NEW ORLEANS — New Orleans Saints General Manager Mickey Loomis and Head Coach Sean Payton are exploring a trade with the New England Patriots for restricted free agent cornerback Malcolm Butler.
Butler left town without a deal after visiting with Saints officials Wednesday night and Thursday, though Payton clearly remains smitten with the improbable hero of Super Bowl XLIX.
That much we know. What we don’t know is what it will ultimately cost the Black and Gold in terms of signing bonus and guaranteed money for the player and draft pick(s) for the defending Super Bowl champions.
It all depends on how badly the Saints covet him. If Butler is seeking Stephon Gilmore type money from New Orleans, I’d say he’s out of his ever lovin’ mind. Gilmore recently signed a five-year, $65 million free-agent contract with New England that features $31 million in guaranteed money, including an $18 million signing bonus.
Gilmore now supplants Butler as the No. 1 cornerback in New England (in terms of cash payout), essentially leaving the next move in this chess game up to the Saints.
I know this: Quarterback Drew Brees isn’t getting any younger, nor is Saints owner Tom Benson who’d like nothing better than to win a second Lombardi Trophy while he still can fully appreciate the moment.
There are still contractual and negotiation miles that the Patriots, Saints and Team Butler must travel before a complicated deal could be struck but the window of opportunity remains open 10 days into free agency.
On paper, Butler checks all the boxes for a pass defense-challenged Saints defense. He’s regarded as a top-shelf cover corner that Saints defensive coordinator Dennis Allen could pair with their third-year undrafted cornerback Delvin Breaux.
And yet I wonder if Butler, a 27-year-old undrafted free agent from the University of West Alabama, is merely a product of a tried-and-true defensive system who has greatly benefited from the combined genius of Patriots coach Bill Belichick and bushy-bearded defensive coordinator Matt Patricia.

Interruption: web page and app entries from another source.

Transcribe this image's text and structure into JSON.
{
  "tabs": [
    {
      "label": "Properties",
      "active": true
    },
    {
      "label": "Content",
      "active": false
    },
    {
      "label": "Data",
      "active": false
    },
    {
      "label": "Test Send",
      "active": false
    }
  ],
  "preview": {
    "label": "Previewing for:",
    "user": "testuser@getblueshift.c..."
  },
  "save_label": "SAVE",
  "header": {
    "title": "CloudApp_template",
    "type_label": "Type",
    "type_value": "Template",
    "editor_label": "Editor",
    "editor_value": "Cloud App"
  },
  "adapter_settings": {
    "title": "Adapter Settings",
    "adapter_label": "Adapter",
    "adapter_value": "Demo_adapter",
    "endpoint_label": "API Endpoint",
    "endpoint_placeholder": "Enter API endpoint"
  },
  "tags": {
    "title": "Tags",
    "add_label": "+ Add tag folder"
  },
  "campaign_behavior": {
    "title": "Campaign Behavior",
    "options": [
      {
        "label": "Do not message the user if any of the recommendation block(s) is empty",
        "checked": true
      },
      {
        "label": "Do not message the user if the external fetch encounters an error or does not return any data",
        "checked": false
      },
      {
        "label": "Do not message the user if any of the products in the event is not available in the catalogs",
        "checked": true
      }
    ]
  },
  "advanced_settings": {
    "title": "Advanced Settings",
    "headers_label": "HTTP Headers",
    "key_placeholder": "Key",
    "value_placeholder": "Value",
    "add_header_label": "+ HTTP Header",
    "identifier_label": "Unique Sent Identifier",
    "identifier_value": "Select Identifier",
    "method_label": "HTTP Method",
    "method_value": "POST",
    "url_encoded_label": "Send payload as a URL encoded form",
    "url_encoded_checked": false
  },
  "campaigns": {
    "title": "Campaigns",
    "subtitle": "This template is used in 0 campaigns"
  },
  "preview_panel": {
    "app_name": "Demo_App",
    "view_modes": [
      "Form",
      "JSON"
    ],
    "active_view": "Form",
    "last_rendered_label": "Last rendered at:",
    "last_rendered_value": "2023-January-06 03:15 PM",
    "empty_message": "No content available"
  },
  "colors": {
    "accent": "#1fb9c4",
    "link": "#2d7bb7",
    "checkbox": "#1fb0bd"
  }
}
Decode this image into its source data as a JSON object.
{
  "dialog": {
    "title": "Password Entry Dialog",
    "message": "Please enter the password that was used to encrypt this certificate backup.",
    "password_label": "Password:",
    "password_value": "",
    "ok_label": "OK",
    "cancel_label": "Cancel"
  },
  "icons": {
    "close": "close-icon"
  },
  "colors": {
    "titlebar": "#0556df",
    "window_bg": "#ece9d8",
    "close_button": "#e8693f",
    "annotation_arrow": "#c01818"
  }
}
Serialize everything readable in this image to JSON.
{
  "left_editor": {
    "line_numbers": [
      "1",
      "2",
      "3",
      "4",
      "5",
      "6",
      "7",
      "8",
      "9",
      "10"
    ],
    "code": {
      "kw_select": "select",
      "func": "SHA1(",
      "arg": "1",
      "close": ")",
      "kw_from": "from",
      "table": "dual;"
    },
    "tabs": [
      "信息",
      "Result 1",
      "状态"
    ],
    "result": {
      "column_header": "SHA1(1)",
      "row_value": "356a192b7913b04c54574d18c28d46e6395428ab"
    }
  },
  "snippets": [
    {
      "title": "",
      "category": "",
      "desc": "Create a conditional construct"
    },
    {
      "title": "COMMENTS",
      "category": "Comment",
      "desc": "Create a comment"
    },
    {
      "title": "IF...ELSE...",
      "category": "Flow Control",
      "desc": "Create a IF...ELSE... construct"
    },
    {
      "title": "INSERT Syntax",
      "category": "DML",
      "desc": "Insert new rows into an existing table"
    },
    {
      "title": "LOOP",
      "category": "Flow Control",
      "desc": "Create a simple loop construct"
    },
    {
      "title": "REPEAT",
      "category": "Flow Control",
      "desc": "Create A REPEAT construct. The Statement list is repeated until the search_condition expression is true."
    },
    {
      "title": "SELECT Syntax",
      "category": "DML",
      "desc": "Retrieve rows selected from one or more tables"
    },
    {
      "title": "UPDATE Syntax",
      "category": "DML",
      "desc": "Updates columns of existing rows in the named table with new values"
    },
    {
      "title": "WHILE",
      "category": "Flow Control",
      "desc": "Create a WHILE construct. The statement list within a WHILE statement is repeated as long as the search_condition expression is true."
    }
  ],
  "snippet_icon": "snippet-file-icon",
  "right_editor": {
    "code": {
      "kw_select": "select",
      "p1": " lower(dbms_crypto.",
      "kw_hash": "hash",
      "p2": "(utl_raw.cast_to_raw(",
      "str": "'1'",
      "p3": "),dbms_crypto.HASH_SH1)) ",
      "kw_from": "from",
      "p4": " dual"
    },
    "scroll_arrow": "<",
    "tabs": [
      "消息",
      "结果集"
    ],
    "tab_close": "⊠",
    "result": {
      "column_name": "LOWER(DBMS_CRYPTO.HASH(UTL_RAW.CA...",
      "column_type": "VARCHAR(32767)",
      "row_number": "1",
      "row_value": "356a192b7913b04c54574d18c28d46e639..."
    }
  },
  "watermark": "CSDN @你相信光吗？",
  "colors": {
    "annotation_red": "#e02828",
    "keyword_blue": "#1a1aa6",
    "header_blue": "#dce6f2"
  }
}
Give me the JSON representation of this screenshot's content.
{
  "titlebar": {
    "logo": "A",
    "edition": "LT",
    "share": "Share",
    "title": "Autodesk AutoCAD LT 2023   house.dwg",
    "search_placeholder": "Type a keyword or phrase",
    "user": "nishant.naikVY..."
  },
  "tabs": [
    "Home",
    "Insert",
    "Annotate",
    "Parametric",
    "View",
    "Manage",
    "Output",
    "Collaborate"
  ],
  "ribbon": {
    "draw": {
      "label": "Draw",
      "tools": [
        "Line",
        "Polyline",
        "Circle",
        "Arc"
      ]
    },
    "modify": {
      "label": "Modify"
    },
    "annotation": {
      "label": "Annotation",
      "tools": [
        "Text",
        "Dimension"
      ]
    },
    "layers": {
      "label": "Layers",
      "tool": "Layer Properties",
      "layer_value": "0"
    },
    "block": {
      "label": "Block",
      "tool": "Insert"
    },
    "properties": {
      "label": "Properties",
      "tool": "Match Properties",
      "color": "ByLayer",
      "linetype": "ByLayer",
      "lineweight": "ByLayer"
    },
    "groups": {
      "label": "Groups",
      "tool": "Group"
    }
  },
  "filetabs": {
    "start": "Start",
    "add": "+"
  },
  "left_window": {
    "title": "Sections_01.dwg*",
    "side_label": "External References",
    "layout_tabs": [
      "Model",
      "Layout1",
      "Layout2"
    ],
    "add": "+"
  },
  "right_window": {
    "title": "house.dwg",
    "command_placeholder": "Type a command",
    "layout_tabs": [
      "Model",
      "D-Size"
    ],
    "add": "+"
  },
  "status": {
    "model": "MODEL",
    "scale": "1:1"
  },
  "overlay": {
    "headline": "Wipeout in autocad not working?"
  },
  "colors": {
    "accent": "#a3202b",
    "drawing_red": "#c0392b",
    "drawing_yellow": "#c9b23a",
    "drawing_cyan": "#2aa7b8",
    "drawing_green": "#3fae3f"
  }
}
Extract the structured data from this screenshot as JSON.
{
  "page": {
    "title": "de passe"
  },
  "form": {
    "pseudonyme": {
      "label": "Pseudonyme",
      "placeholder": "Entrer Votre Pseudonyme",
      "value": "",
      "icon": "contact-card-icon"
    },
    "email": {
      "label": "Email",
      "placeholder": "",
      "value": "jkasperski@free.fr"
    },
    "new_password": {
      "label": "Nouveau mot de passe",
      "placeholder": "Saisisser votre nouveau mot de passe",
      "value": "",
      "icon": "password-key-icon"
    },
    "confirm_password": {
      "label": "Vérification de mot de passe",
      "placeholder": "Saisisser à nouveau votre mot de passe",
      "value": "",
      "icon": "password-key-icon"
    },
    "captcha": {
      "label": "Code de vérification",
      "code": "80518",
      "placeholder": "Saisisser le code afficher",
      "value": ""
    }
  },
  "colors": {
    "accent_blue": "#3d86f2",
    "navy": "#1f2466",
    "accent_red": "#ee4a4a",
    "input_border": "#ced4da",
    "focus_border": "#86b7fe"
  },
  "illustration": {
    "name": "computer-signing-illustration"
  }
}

Butler’s stats are relatively modest — six interceptions, one forced fumble, one sack, 35 pass breakups, 145 tackles and one Pro Bowl selection. But he’s better than any defensive back currently on the Saints roster and he has two Super Bowl rings (XLIX, LI) to prove it.
Still, would there be all this fuss if, say, he hadn’t stepped in front of intended Seattle Seahawks wide receiver Ricardo Lockette and intercepted a pass with 20 seconds remaining to preserve the Patriots 28-24 victory in Super Bowl XLIX?
Another Super Bowl hero cornerback comes to mind. Remember Larry Brown, a relatively unheralded member of the Dallas Cowboys secondary? He became the first cornerback to be named MVP of a league championship game after collecting two INTs in a 27-17 victory against the Pittsburgh Steelers in Super Bowl XXX to cap off the 1995 season.
In the offseason, Brown parlayed that performance into a lucrative five-year, $12.5 million contract with the Oakland Raiders, only to be waived after playing just 12 games in two years.
I also think of safety Jairus Byrd, who had no Super Bowl heroics but somehow coaxed a then-record six-year, $54 million contract from Saints officials in March 2014 that featured $28 million in guaranteed money. By all accounts, Byrd’s resume’ was impeccable — a three-time Pro Bowler with 22 INTs, a game-changing, ball-hawking difference maker in the back end of the secondary.
Byrd turned out to be a terrible investment — a bust in every sense of the word — and was released a week ago.
Brown turned out to be much ado about nothing for the Raiders, returning to the Cowboys for his final NFL season in 1998 with his tail between his legs.
It remains to be seen how this story plays out between the Saints and Patriots, who’ve already orchestrated a blockbuster deal involving speedy diminutive wide receiver Brandin Cooks and multiple draft picks this month.
But it’s clear Malcolm is in the middle.